China’s April Diesel Export Surge, Oil Prices Plunged Amid Escalating Trade War
Chinese diesel export surged 43 percent in April compared to last year while the shipments of kerosene rallied amid a build-up of domestic supply. On Thursday, prices of oil declined 6 percent, following a series of losses in the previous sessions, because of the uncertainty of the market as the prolonged trade friction between China and the United States continues.
The decline of the global price of oil is also contributing to the signs that the tensions in the Middle East are moderating. Brent crude futures are down 4.7 percent to $67.64 per barrel around 2:20 p.m. ET, hitting a nearly two-month low earlier in the session and on pace for its worst week since December.
U.S. West Texas Intermediate crude futures closed tumbled 5.7 percent at $57.91 per barrel.

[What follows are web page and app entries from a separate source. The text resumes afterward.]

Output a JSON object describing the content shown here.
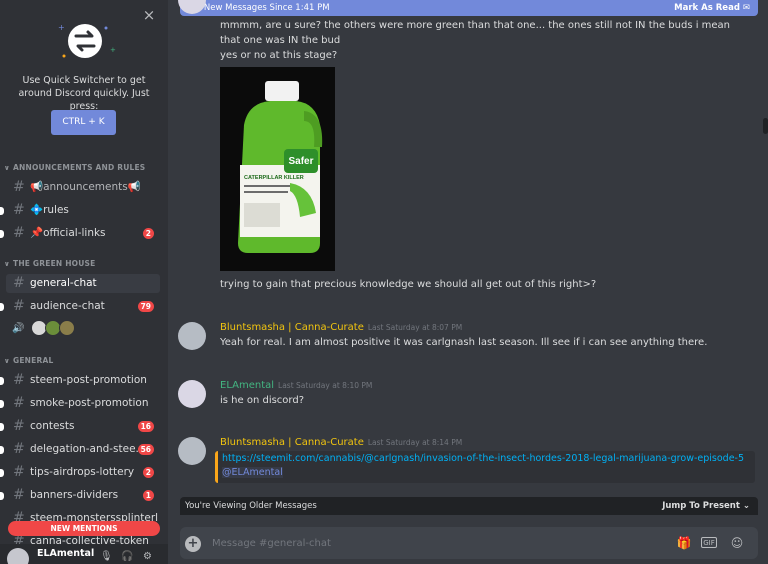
{
  "quick_switcher": {
    "close_glyph": "×",
    "text": "Use Quick Switcher to get around Discord quickly. Just press:",
    "shortcut": "CTRL + K"
  },
  "sidebar": {
    "categories": [
      "ANNOUNCEMENTS AND RULES",
      "THE GREEN HOUSE",
      "GENERAL"
    ],
    "channels": [
      {
        "name": "📢announcements📢",
        "badge": ""
      },
      {
        "name": "💠rules",
        "badge": ""
      },
      {
        "name": "📌official-links",
        "badge": "2"
      },
      {
        "name": "general-chat",
        "badge": ""
      },
      {
        "name": "audience-chat",
        "badge": "79"
      },
      {
        "name": "steem-post-promotion",
        "badge": ""
      },
      {
        "name": "smoke-post-promotion",
        "badge": ""
      },
      {
        "name": "contests",
        "badge": "16"
      },
      {
        "name": "delegation-and-stee...",
        "badge": "56"
      },
      {
        "name": "tips-airdrops-lottery",
        "badge": "2"
      },
      {
        "name": "banners-dividers",
        "badge": "1"
      },
      {
        "name": "steem-monsterssplinterl",
        "badge": ""
      },
      {
        "name": "canna-collective-token",
        "badge": ""
      }
    ],
    "new_mentions": "NEW MENTIONS",
    "user": {
      "name": "ELAmental"
    }
  },
  "main": {
    "new_messages_bar": {
      "text": "198 New Messages Since 1:41 PM",
      "mark_as_read": "Mark As Read"
    },
    "messages": [
      {
        "lines": [
          "mmmm, are u sure? the others were more green than that one... the ones still not IN the buds i mean",
          "that one was IN the bud",
          "yes or no at this stage?"
        ],
        "image_label": "Safer",
        "image_sublabel": "CATERPILLAR KILLER",
        "after_image": "trying to gain that precious knowledge we should all get out of this right>?"
      },
      {
        "author": "Bluntsmasha | Canna-Curate",
        "author_color": "#f1c40f",
        "timestamp": "Last Saturday at 8:07 PM",
        "text": "Yeah for real. I am almost positive it was carlgnash last season. Ill see if i can see anything there."
      },
      {
        "author": "ELAmental",
        "author_color": "#43b581",
        "timestamp": "Last Saturday at 8:10 PM",
        "text": "is he on discord?"
      },
      {
        "author": "Bluntsmasha | Canna-Curate",
        "author_color": "#f1c40f",
        "timestamp": "Last Saturday at 8:14 PM",
        "link": "https://steemit.com/cannabis/@carlgnash/invasion-of-the-insect-hordes-2018-legal-marijuana-grow-episode-5",
        "mention": "@ELAmental"
      }
    ],
    "older_bar": {
      "text": "You're Viewing Older Messages",
      "jump": "Jump To Present"
    },
    "composer": {
      "placeholder": "Message #general-chat"
    }
  }
}
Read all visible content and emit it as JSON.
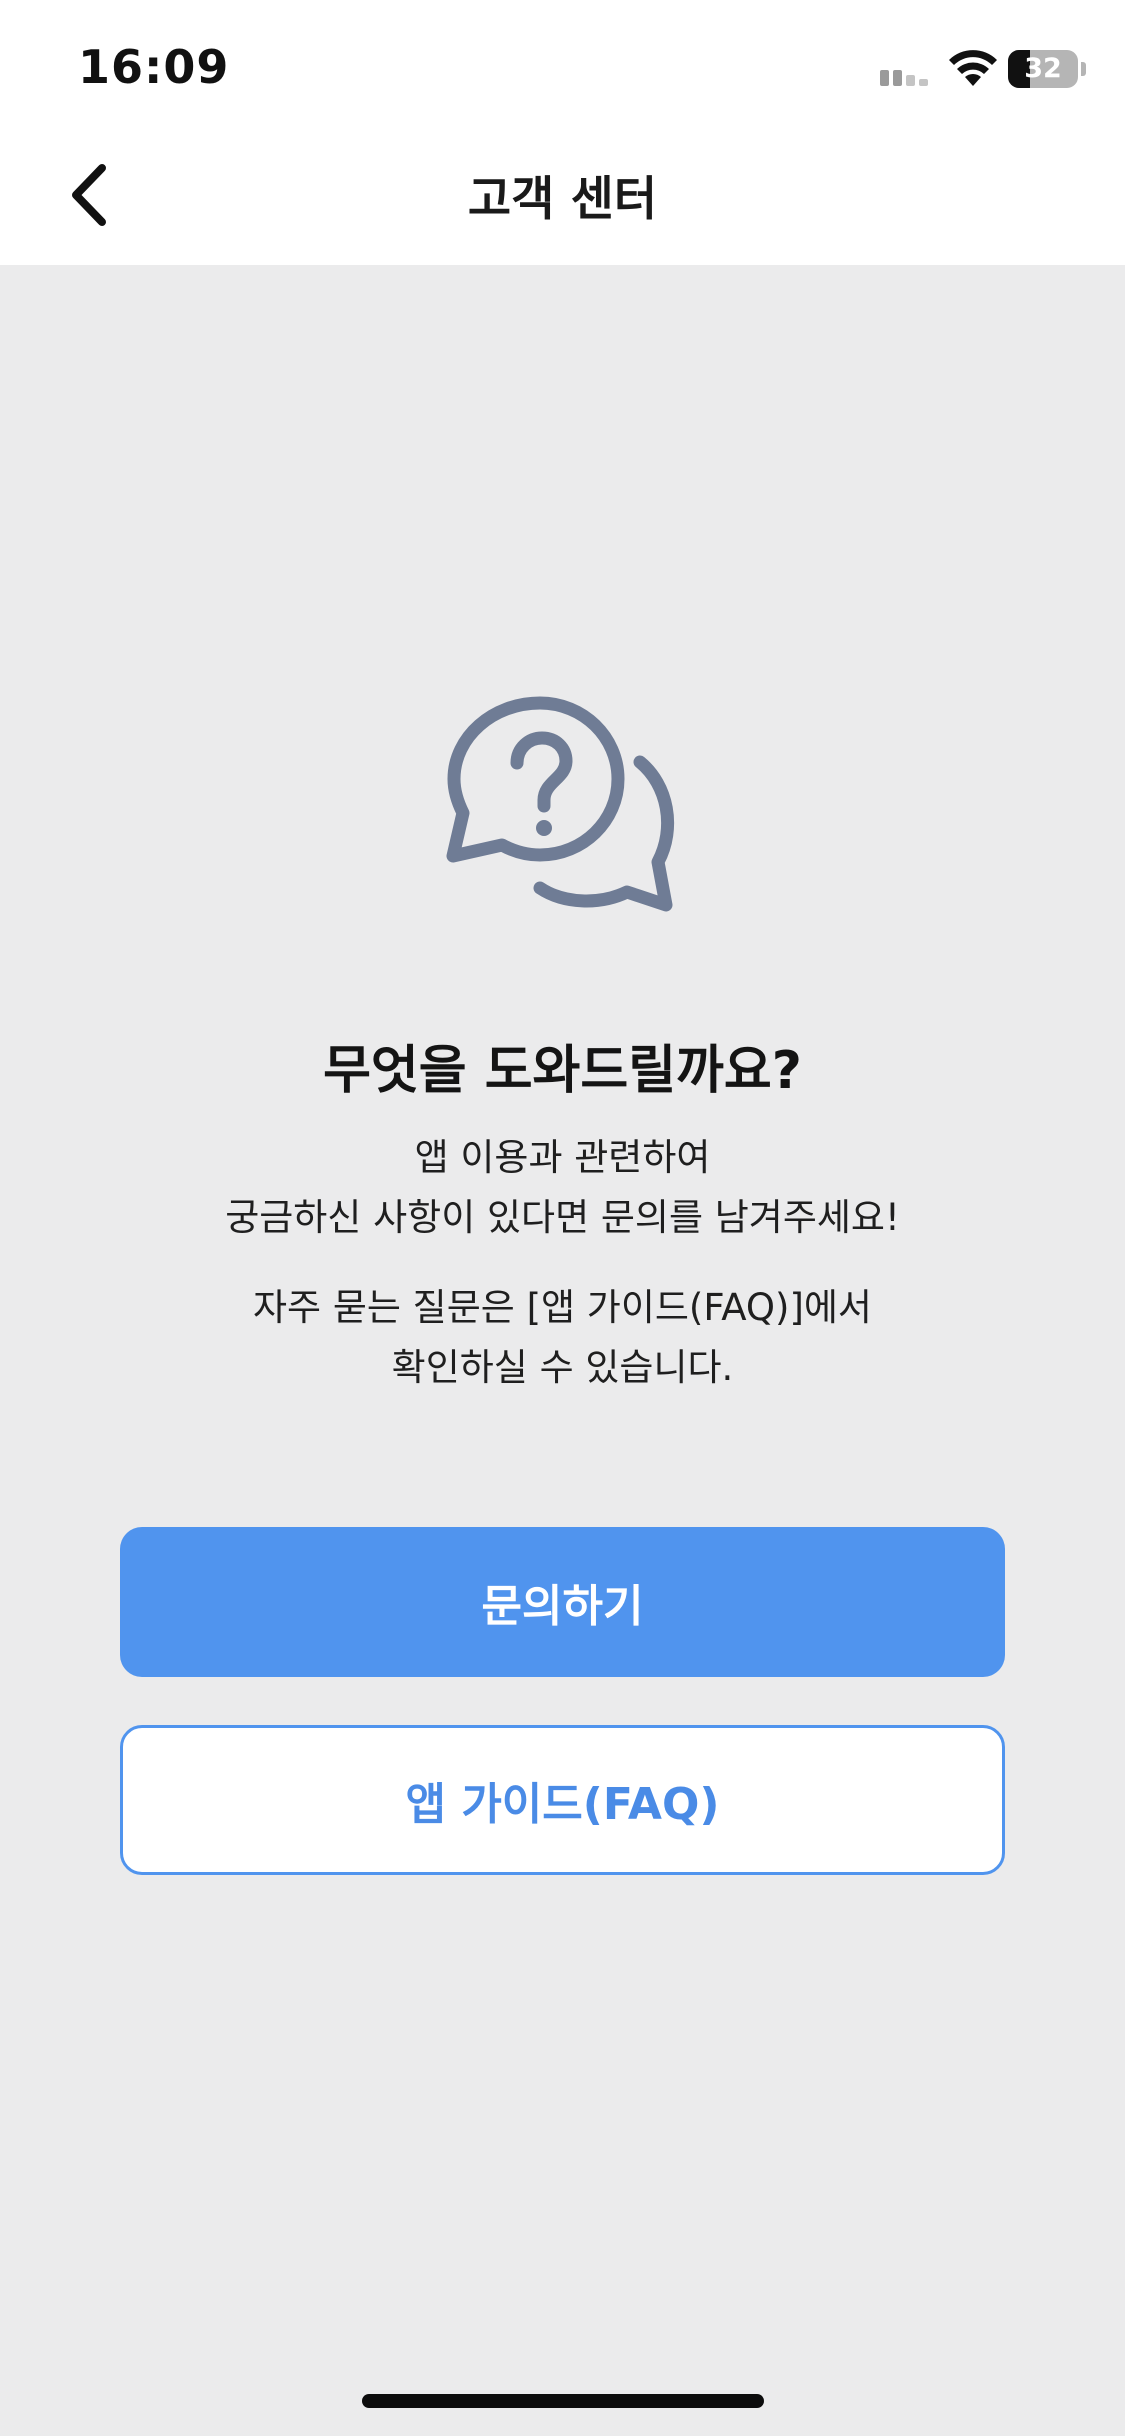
{
  "status_bar": {
    "time": "16:09",
    "battery_percent": 32,
    "battery_label": "32"
  },
  "header": {
    "title": "고객 센터"
  },
  "icons": {
    "back": "chevron-left-icon",
    "help": "question-chat-bubbles-icon",
    "signal": "cellular-signal-icon",
    "wifi": "wifi-icon",
    "battery": "battery-icon"
  },
  "content": {
    "title": "무엇을 도와드릴까요?",
    "description_lines": [
      "앱 이용과 관련하여",
      "궁금하신 사항이 있다면 문의를 남겨주세요!"
    ],
    "faq_hint_lines": [
      "자주 묻는 질문은 [앱 가이드(FAQ)]에서",
      "확인하실 수 있습니다."
    ]
  },
  "buttons": {
    "inquiry_label": "문의하기",
    "guide_label": "앱 가이드(FAQ)"
  },
  "colors": {
    "accent": "#5094ee",
    "background": "#ebebec",
    "icon": "#6f7c95",
    "header_bg": "#ffffff"
  }
}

The WTI is about to post its worst weekly performance in five months.
John Kilduff, the founding partner at energy hedge fund Again Capita, said that the $60 level is a critical support point. He also said that after $60, really it's right down around $58 or so and, theoretically, if this thing becomes a washout, $52 is the downside objective.
According to the Economic forecasting firm Oxford Economics, one particular surprise is that China was weak in March, with diesel demand acting as a significant drag. The firm added that they are currently forecasting 4% oil demand growth for this year, but this assumes a substantial acceleration in the remainder of 2019.
The data from the General Administration of Customs showed that China's diesel exports increased from 1.82 million tonnes to 2.6 million tonnes in the same month in 2018. The data also said that the gasoline exports in April dropped 3.1 percent to 1.17 million tonnes compared to 1.21 million tonnes in April of 2018 and 1.69 million tonnes of the previous month.
It was also reported that the overseas sales of jet fuel in April increased by 31 percent from a year earlier, at 1.54 million tonnes. Last week China increased its fuel export quotas for 2019 by 30 percent.
China's refinery output continued to increase faster than the fuel demand causing a fuel supply surplus. The surplus also increased as new plants in China started its operations. Hengli Petrochemical Co Ltd 600346. HK's plant was able to process 400,000 barrels per day of crude, and it is expected to operate fully later this month. Zhejiang Petrochemical, controlled by Rongsheng Petrochemical Co Ltd, also said that it would trial test its 400,000-bpd refinery in east China.